According to a recent study published in the journal Child Development, girls begin losing confidence in their intellectual abilities around the age of puberty.
While third and fourth-grade girls and boys both tended to overestimate their mental powers, “gender differences in self-perceived academic competence … (began) to emergence in fifth or sixth grade.” Lead study author Dr. David A. Cole of the University of Notre Dame noted that from this age on, “boys overestimated and girls underestimated their academic competence.”
Researchers surveyed over 800 students in grades 3-6 over a three-year period. Students filled out a series of questionnaires that were used to identify levels of depression and anxiety in addition to establishing the students’ view of their academic abilities.

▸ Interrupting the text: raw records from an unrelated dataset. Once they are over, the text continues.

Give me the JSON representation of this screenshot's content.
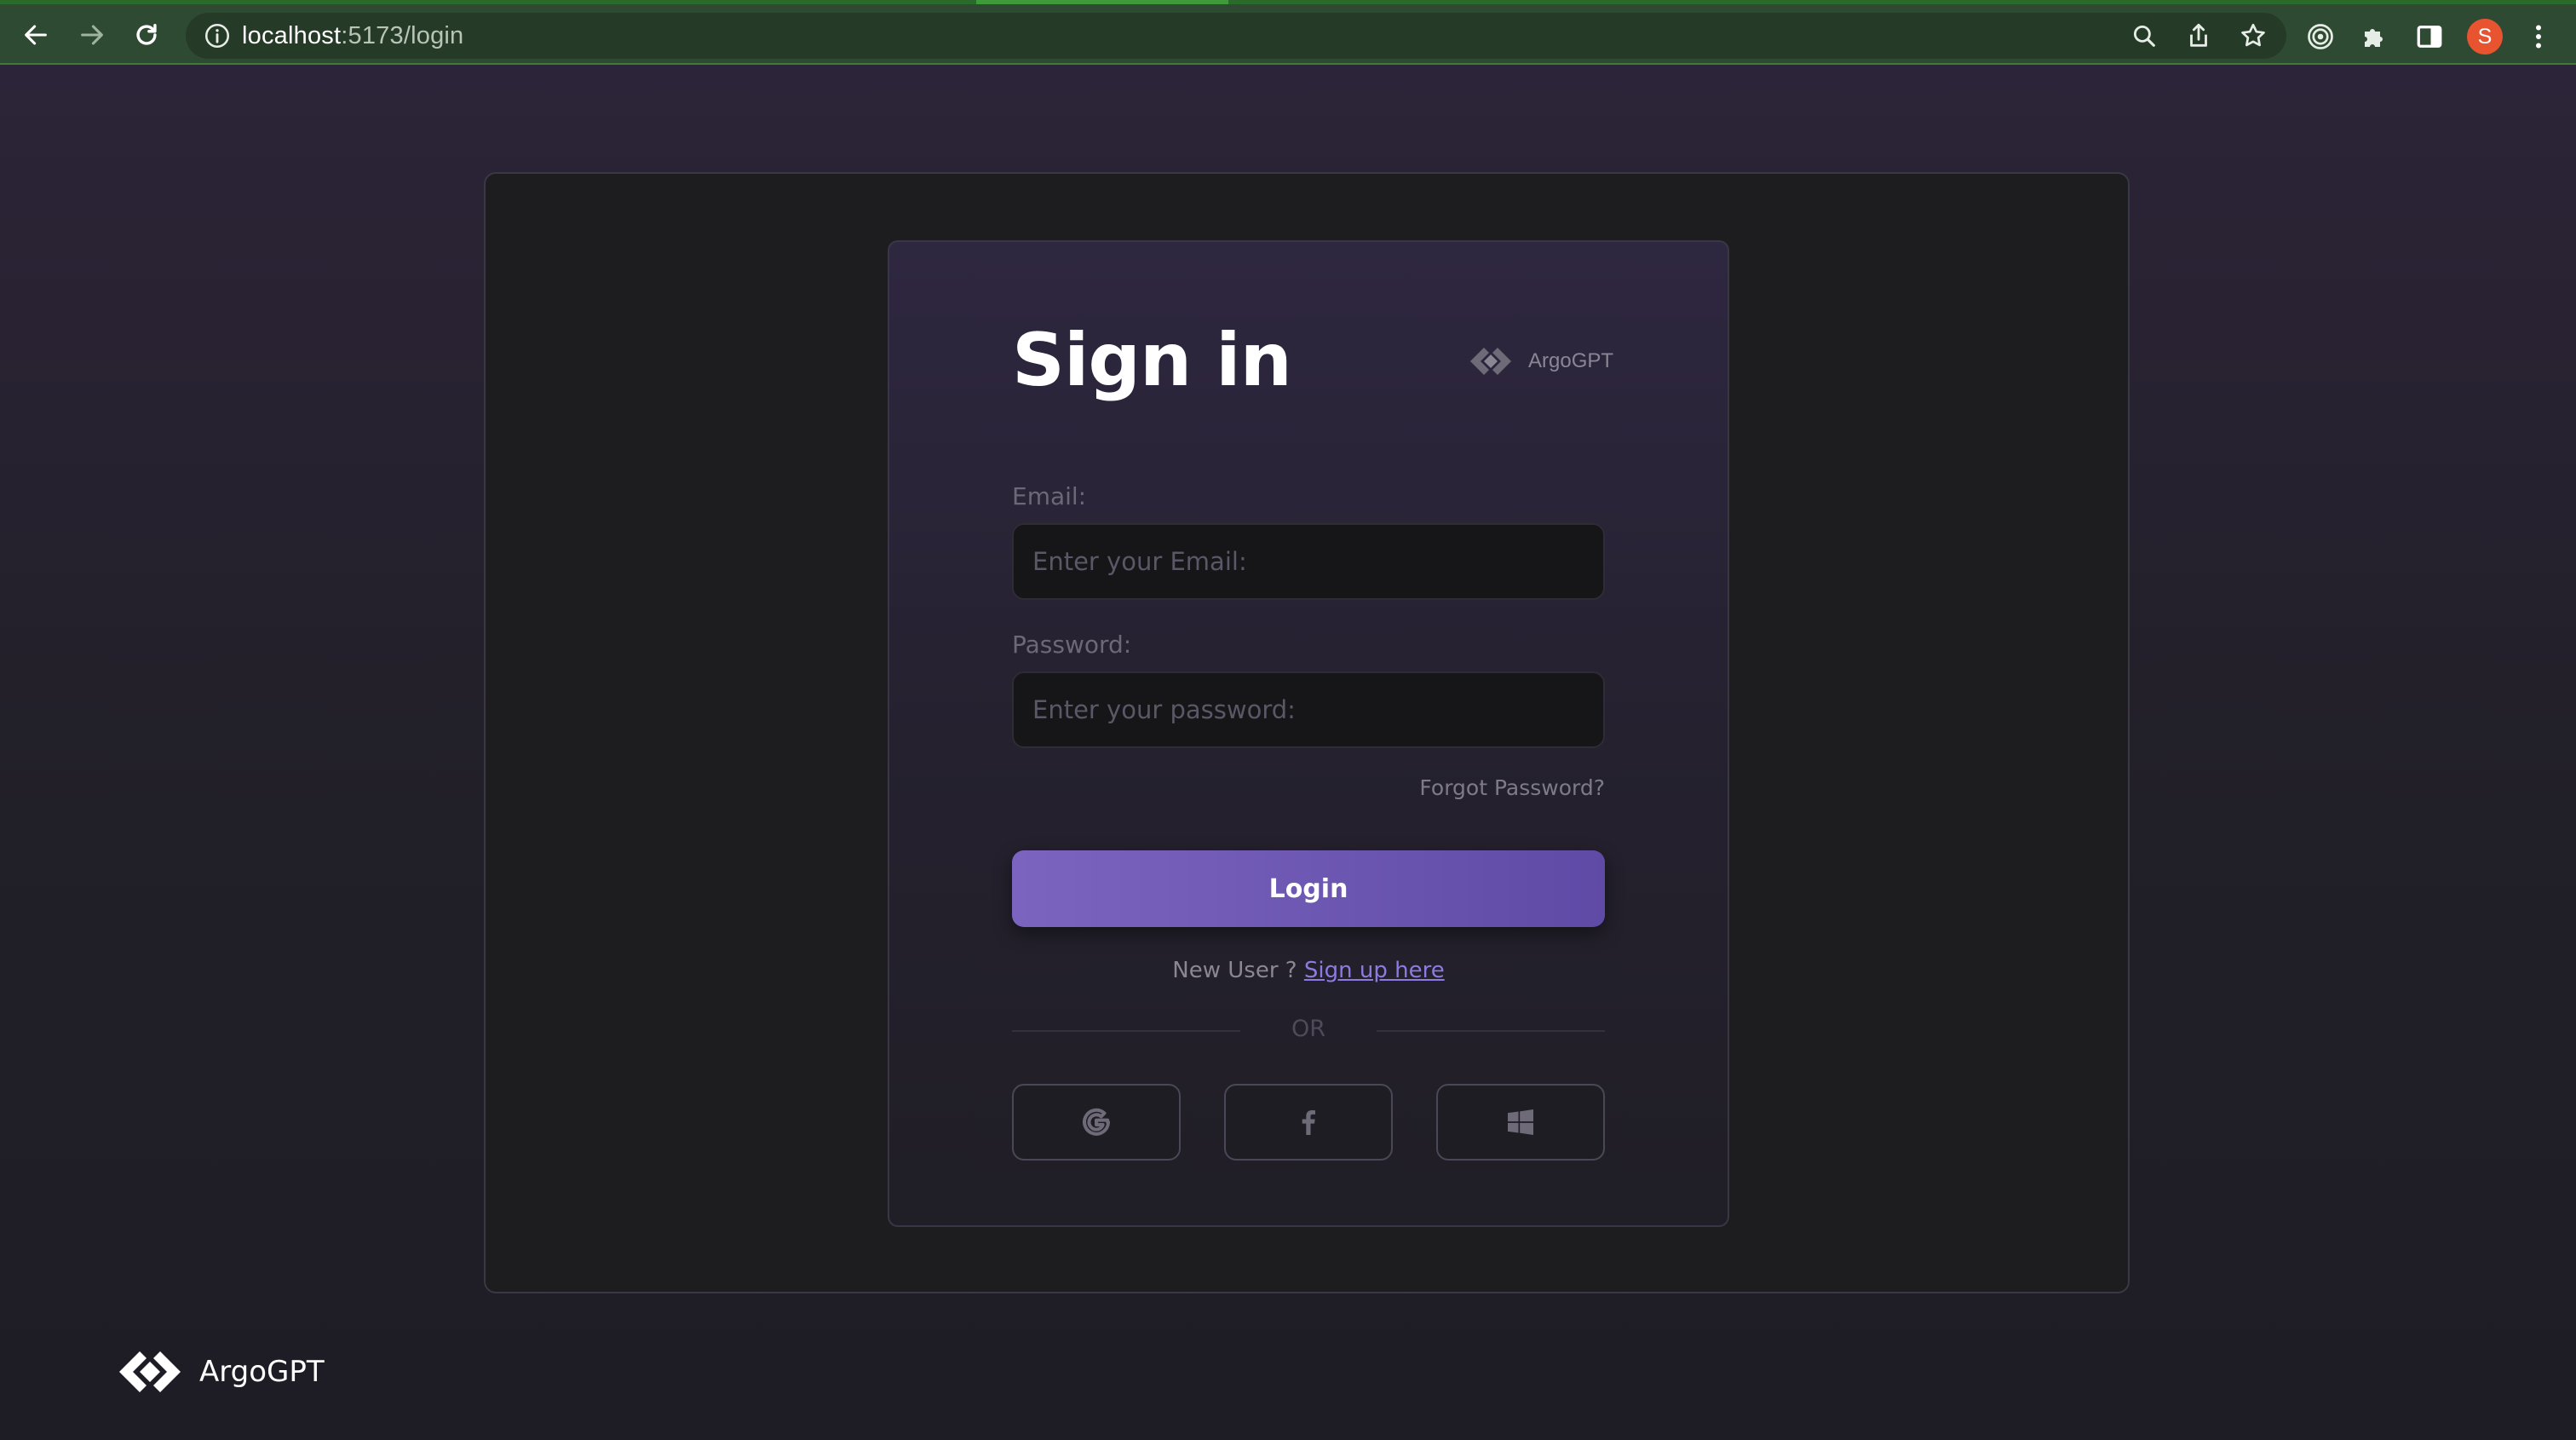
{
  "browser": {
    "url_host": "localhost",
    "url_path": ":5173/login",
    "profile_initial": "S",
    "icons": [
      "back-arrow-icon",
      "forward-arrow-icon",
      "reload-icon",
      "info-icon",
      "zoom-icon",
      "share-icon",
      "bookmark-star-icon",
      "extension-target-icon",
      "extensions-puzzle-icon",
      "side-panel-icon",
      "kebab-menu-icon"
    ]
  },
  "card": {
    "title": "Sign in",
    "brand_name": "ArgoGPT",
    "email_label": "Email:",
    "email_placeholder": "Enter your Email:",
    "password_label": "Password:",
    "password_placeholder": "Enter your password:",
    "forgot_label": "Forgot Password?",
    "login_label": "Login",
    "new_user_text": "New User ? ",
    "signup_link": "Sign up here",
    "or_label": "OR",
    "social": [
      "google-icon",
      "facebook-icon",
      "windows-icon"
    ]
  },
  "footer": {
    "brand_name": "ArgoGPT"
  },
  "colors": {
    "accent": "#7b64c0",
    "link": "#8e7ae0",
    "chrome": "#2f4a32",
    "avatar": "#e8542f"
  }
}
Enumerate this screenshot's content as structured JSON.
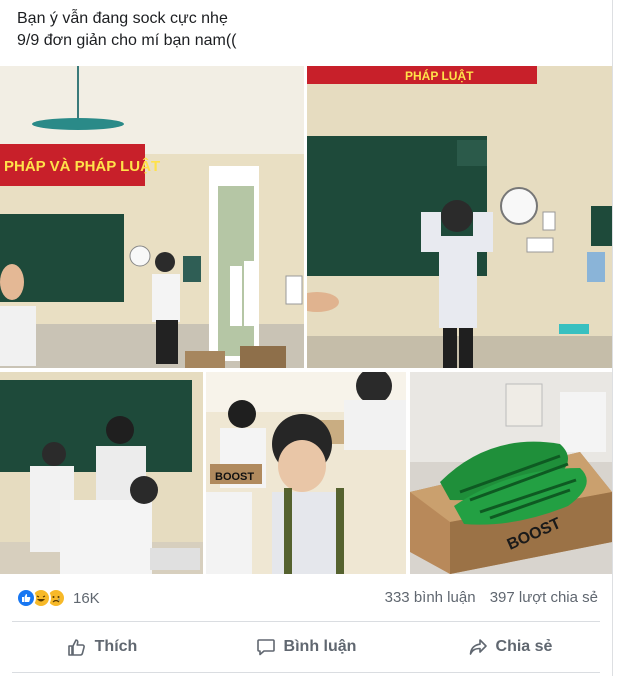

Results from the questionnaires indicated that adolescent girls were more likely than boys to suffer from anxiety and depression and were more likely to underestimate their school performance. The report hypothesized that girls’ greater tendency to underestimate their abilities may be linked to their higher incidence of depression and anxiety, given that “boys and girls with similar levels of depression and anxiety did not differ in their tendencies to underestimate their academic competence.”
Study authors noted that previous research has established that girls also tend to blame themselves for failures, while boys are more likely to blame their failure on poor luck and other external factors. The report also cited past findings that teachers’ interactions with girls and boys encourage or perpetuate these beliefs.
Researchers urged further research to determine whether or not “children’s interpretation of actual feedback” from teachers caused girls to feel more anxiety and depression.